The research, published…in the Journal of the American Medical Association, is the first to compare the human brain’s response to both fructose and glucose, two types of simple sugars used separately and together to sweeten food.

Researchers have long suspected that increased consumption of food flavored with fructose, a substance sweeter to the taste than glucose, may contribute to the U.S. obesity epidemic. The latest study used brain imaging to measure activity after the sweeteners were consumed. It found that only glucose had the ability to reduce blood flow in areas of the brain that regulate appetite, stopping people from wanting to eat more…

The brain requires glucose as a fuel, Robert Sherwin said. When there isn’t enough in the body, it turns on cells to try to get a person to eat more. Once glucose levels rise, the brain turns those cells off. The study found that fructose doesn’t have the ability to operate that off switch, he said.

Jonathan Purnell, a professor of medicine at Oregon Health & Science University in Portland who wrote an accompanying editorial in the journal with colleague Damien Fair, said based on these results people should avoid processed and refined foods and drinks that contain fructose as well as glucose and eat more natural foods to reverse the trend in weight gain.

“It’s not that we are what we eat but what we eat influences what we become,” Purnell said…

Lots of folks talking about the study. It confirms common knowledge among folks who do at least minimal study of nutrition. Still – it’s appropriate to have a legit peer-reviewed source.

Studying the benefits of birdsong to human life


Not my recording; but, familiar enough to be outside my window

Conservation charities and scientists are beginning a research project to find out whether birdsong has any impact on people’s mental wellbeing. Surrey University, in conjunction with the National Trust and Surrey Wildlife Trust, will look for effects on mood, creativity and behaviour.

Though many people say they enjoy birdsong and other natural sounds, there is a lack of academic evidence…

Although there has been a lot of research on responses to nature in vision – for example, showing that hospital patients respond to treatment better if they see images of landscapes rather than urban walls – relatively little has been done on sound.

“There have been a studies showing for example that natural sounds can help people recover physiologically from stress,” said Eleanor Ratcliffe, the psychologist from Surrey University in Guildford who will lead the project. “I’m interested in breaking that down, finding out what sorts of natural sounds and even what species people prefer listening to and find most interesting…”

“I’m really interested in how people rate and respond to different types of song, for examples comparing a crow with a wren,” Ms Ratcliffe told BBC News. “There’s also the issue of the symbolic associations people have with different bird sounds – for example, if they associate hearing a particular species with a nice holiday.”

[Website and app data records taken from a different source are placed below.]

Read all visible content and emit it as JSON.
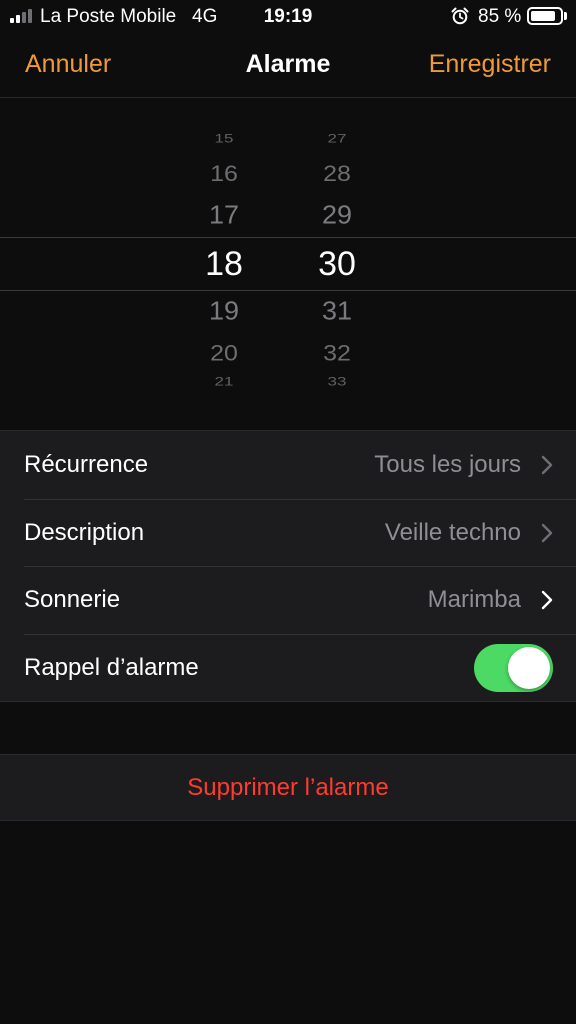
{
  "status_bar": {
    "carrier": "La Poste Mobile",
    "network": "4G",
    "time": "19:19",
    "battery_percent": "85 %",
    "battery_level": 0.85,
    "signal_bars": 2,
    "signal_bars_total": 4,
    "alarm_icon": "alarm-clock-icon"
  },
  "navbar": {
    "cancel_label": "Annuler",
    "title": "Alarme",
    "save_label": "Enregistrer"
  },
  "picker": {
    "hours": [
      "15",
      "16",
      "17",
      "18",
      "19",
      "20",
      "21"
    ],
    "minutes": [
      "27",
      "28",
      "29",
      "30",
      "31",
      "32",
      "33"
    ],
    "selected_hour": "18",
    "selected_minute": "30"
  },
  "settings": {
    "recurrence_label": "Récurrence",
    "recurrence_value": "Tous les jours",
    "description_label": "Description",
    "description_value": "Veille techno",
    "sound_label": "Sonnerie",
    "sound_value": "Marimba",
    "snooze_label": "Rappel d’alarme",
    "snooze_on": true
  },
  "delete_label": "Supprimer l’alarme",
  "colors": {
    "accent": "#f09a37",
    "destructive": "#ff3b30",
    "toggle_on": "#4cd964",
    "background": "#0d0d0d",
    "cell": "#1c1c1e"
  }
}
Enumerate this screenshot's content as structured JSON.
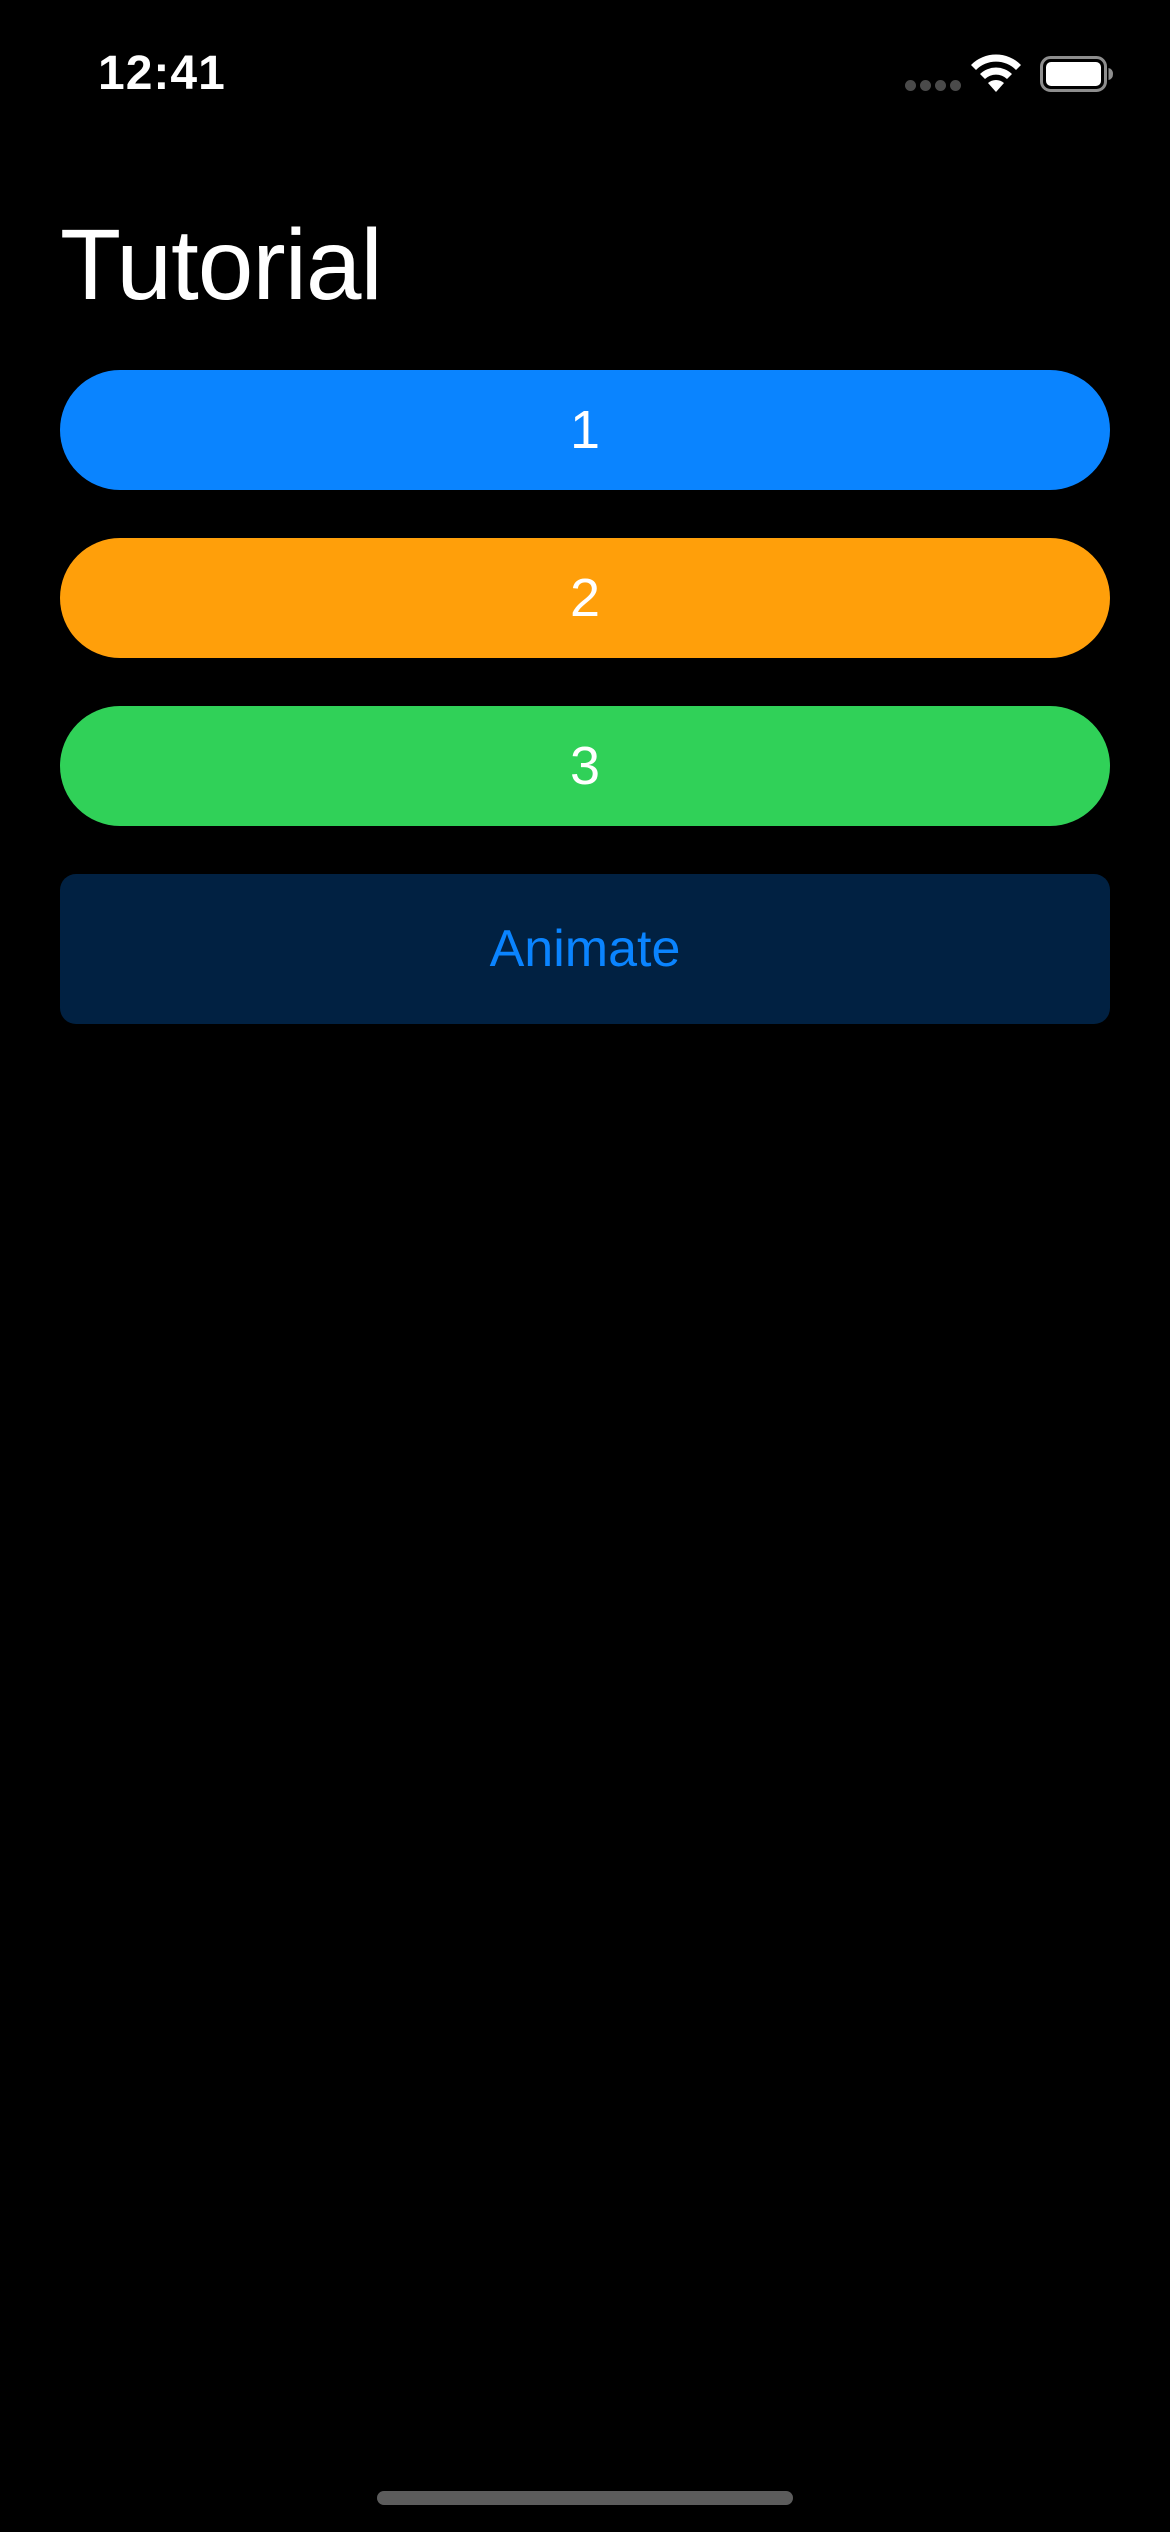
{
  "status_bar": {
    "time": "12:41",
    "signal_icon": "cellular-signal-icon",
    "wifi_icon": "wifi-icon",
    "battery_icon": "battery-icon",
    "battery_level": 1.0
  },
  "page": {
    "title": "Tutorial"
  },
  "buttons": [
    {
      "label": "1",
      "color": "#0a84ff"
    },
    {
      "label": "2",
      "color": "#ff9f0a"
    },
    {
      "label": "3",
      "color": "#30d158"
    }
  ],
  "animate_button": {
    "label": "Animate",
    "text_color": "#0a84ff",
    "background": "#012142"
  },
  "colors": {
    "background": "#000000",
    "text": "#ffffff"
  }
}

Last year, the National Trust launched a scheme encouraging people to listen to birdsong for five minutes each day, as a way of combatting the “winter blues”…”It’s a simple pleasure that most of us can enjoy, even if we live in towns and cities.”

The new study will find out whether this mood enhancement is a reality for people who are not already bird or nature enthusiasts.

I’m not certain if I’d want to be around someone who can’t appreciate a part of natural life like birdsong.

Our family is one that looks and listens for birds and their song as a regular part of our lives. We pay attention to the ravens and flickers, where they are and what they’re doing. We pay particular attention to the annual appearance of a pair of Great Horned Owls in our courtyard trees as the sign of winter having thoroughly arrived. We don’t get to see more than a silhouette against the stars or moon; but, their calling brings us to the door – and outdoors to listen.

Just last week – for the first time – we were visited by a saw-whet owl that had me convinced that something mechanical was malfunctioning along the outer wall of my study until I realized that sound was coming from outdoors.

Every species plays a part in the seasons and our enjoyment of life as natural beings.